GameSpot may receive revenue from affiliate and advertising partnerships for sharing this content and from purchases through links.

Tomb Raider Writer Rhianna Pratchett On Why GTA 5 Made Her "Really Disappointed"

"I remember being really disappointed with GTA V that the three characters were all guys."

Veteran video game writer Rhianna Pratchett has shared her thoughts on where she would like to see games go in the future. The Mirror's Edge and Tomb Raider writer said, in particular, she'd like to see GTA-style mature-rated games featuring women in the lead roles.

Speaking to Wired, Pratchett said she was "really disappointed" with Grand Theft Auto V because all of its three main playable characters were men. She saw this as a missed opportunity.

"I am interested in what the developers that tend to do hypermasculine worlds would do with more female-lead stuff. I remember being really disappointed with GTA V that the three characters were all guys. I know that the Housers [Daniel and Sam Houser, co-founders of Rockstar Games and developers behind Grand Theft Auto] have talked about the GTA series as being an exploration of masculinity and I thought well, masculinity is not just the domain of men and femininity is not just the domain of women," Pratchett said.

"It felt like it would have been more interesting to me to see a woman operating in that kind of world because there were some great female characters in The Wire that kind of had to operate in a masculine criminal underworld," she added, calling out Netflix's Orange is the New Black as another example.

Pratchett said she hopes developers behind some of the "hypermasculine" franchises will turn their attention toward making games with women in the lead roles.

"I'd like those developers that excel at the hypermasculine stuff to take a stab at female-lead stories and look at the things that would come out of that, the textures and nuances and all sorts of interesting stuff that we haven't seen before because there hasn't been a lot of 18/M rated, first-person or third-person shooters with a female lead," she said. "I'd really like to see more female characters in that context."

Also in the interview, Pratchett spoke about how she is no fan of the term "strong female character," because it represents a double standard in her eyes.

"You don't call male characters strong, you can just call them interesting, or textured, or complicated, or temperamental, or stubborn," she said. "We don't call them strong because they're assumed to be strong.

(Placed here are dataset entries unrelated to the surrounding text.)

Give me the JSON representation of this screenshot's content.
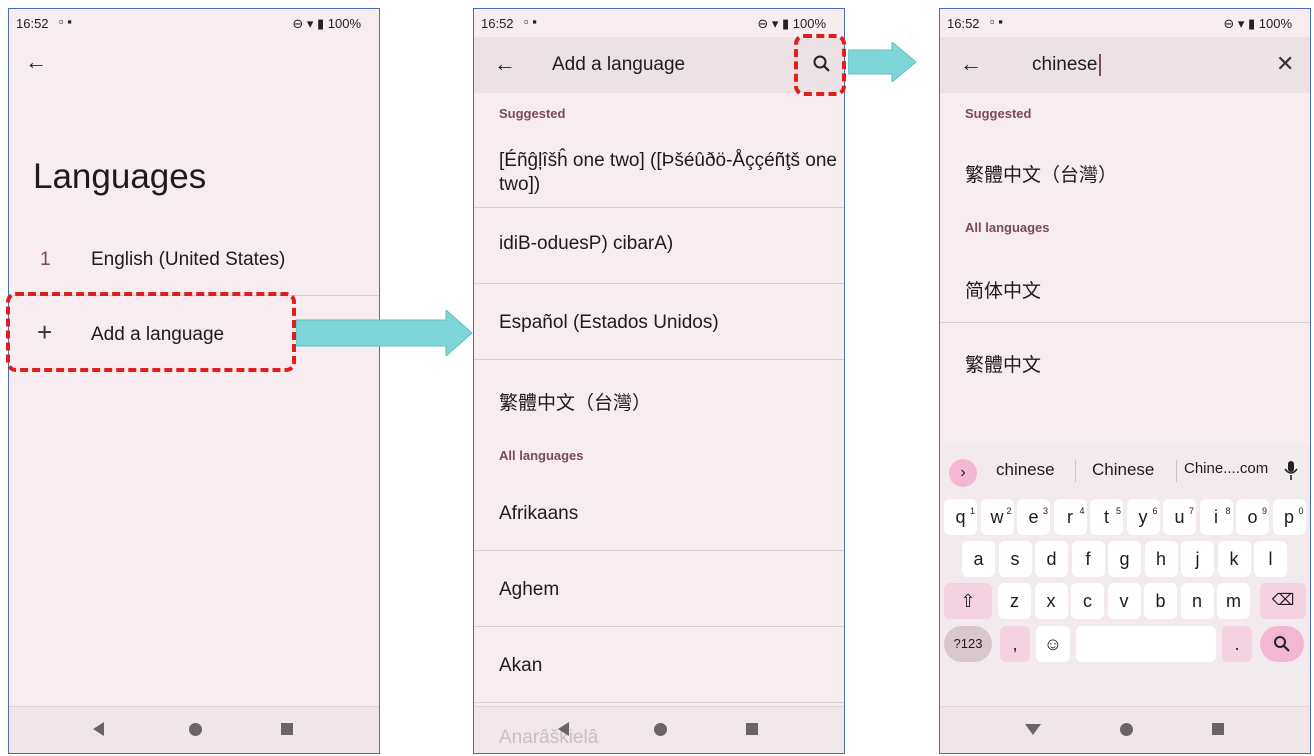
{
  "status": {
    "time": "16:52",
    "battery": "100%"
  },
  "screen1": {
    "title": "Languages",
    "languages": [
      {
        "num": "1",
        "name": "English (United States)"
      }
    ],
    "add_label": "Add a language"
  },
  "screen2": {
    "title": "Add a language",
    "suggested_label": "Suggested",
    "suggested": [
      "[Éñĝļîšĥ one two] ([Þšéûðö-Åççéñţš one two])",
      "idiB-oduesP) cibarA)",
      "Español (Estados Unidos)",
      "繁體中文（台灣）"
    ],
    "all_label": "All languages",
    "all": [
      "Afrikaans",
      "Aghem",
      "Akan",
      "Anarâškielâ"
    ]
  },
  "screen3": {
    "search_value": "chinese",
    "suggested_label": "Suggested",
    "suggested": [
      "繁體中文（台灣）"
    ],
    "all_label": "All languages",
    "all": [
      "简体中文",
      "繁體中文"
    ],
    "keyboard": {
      "suggestions": [
        "chinese",
        "Chinese",
        "Chine....com"
      ],
      "row1": [
        "q",
        "w",
        "e",
        "r",
        "t",
        "y",
        "u",
        "i",
        "o",
        "p"
      ],
      "row1_hints": [
        "1",
        "2",
        "3",
        "4",
        "5",
        "6",
        "7",
        "8",
        "9",
        "0"
      ],
      "row2": [
        "a",
        "s",
        "d",
        "f",
        "g",
        "h",
        "j",
        "k",
        "l"
      ],
      "row3": [
        "z",
        "x",
        "c",
        "v",
        "b",
        "n",
        "m"
      ],
      "symbols": "?123",
      "comma": ",",
      "period": "."
    }
  },
  "colors": {
    "accent": "#e01e1e",
    "arrow": "#7fd6d8",
    "phone_bg": "#f7ecef"
  }
}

They don't always try to find it and take time to find the kind of nuance and texture and uniqueness of a female character's story."

The full interview is a fascinating and in-depth look into Pratchett's history in games and more. One of the other anecdotes she shared is that she was approached to work on a Fable game (she didn't say which one), but then was "ghosted" by the recruiter.

"Honestly, a Fable recruiter did hit me and my agent up about it at one point and then sort of ghosted us, which I was slightly disappointed about," she said.

One of Pratchett's latest games was Lost Words: Beyond the Page, a 2D adventure platforming game out now on console and PC.

Got a news tip or want to contact us directly? Email

This topic is locked from further discussion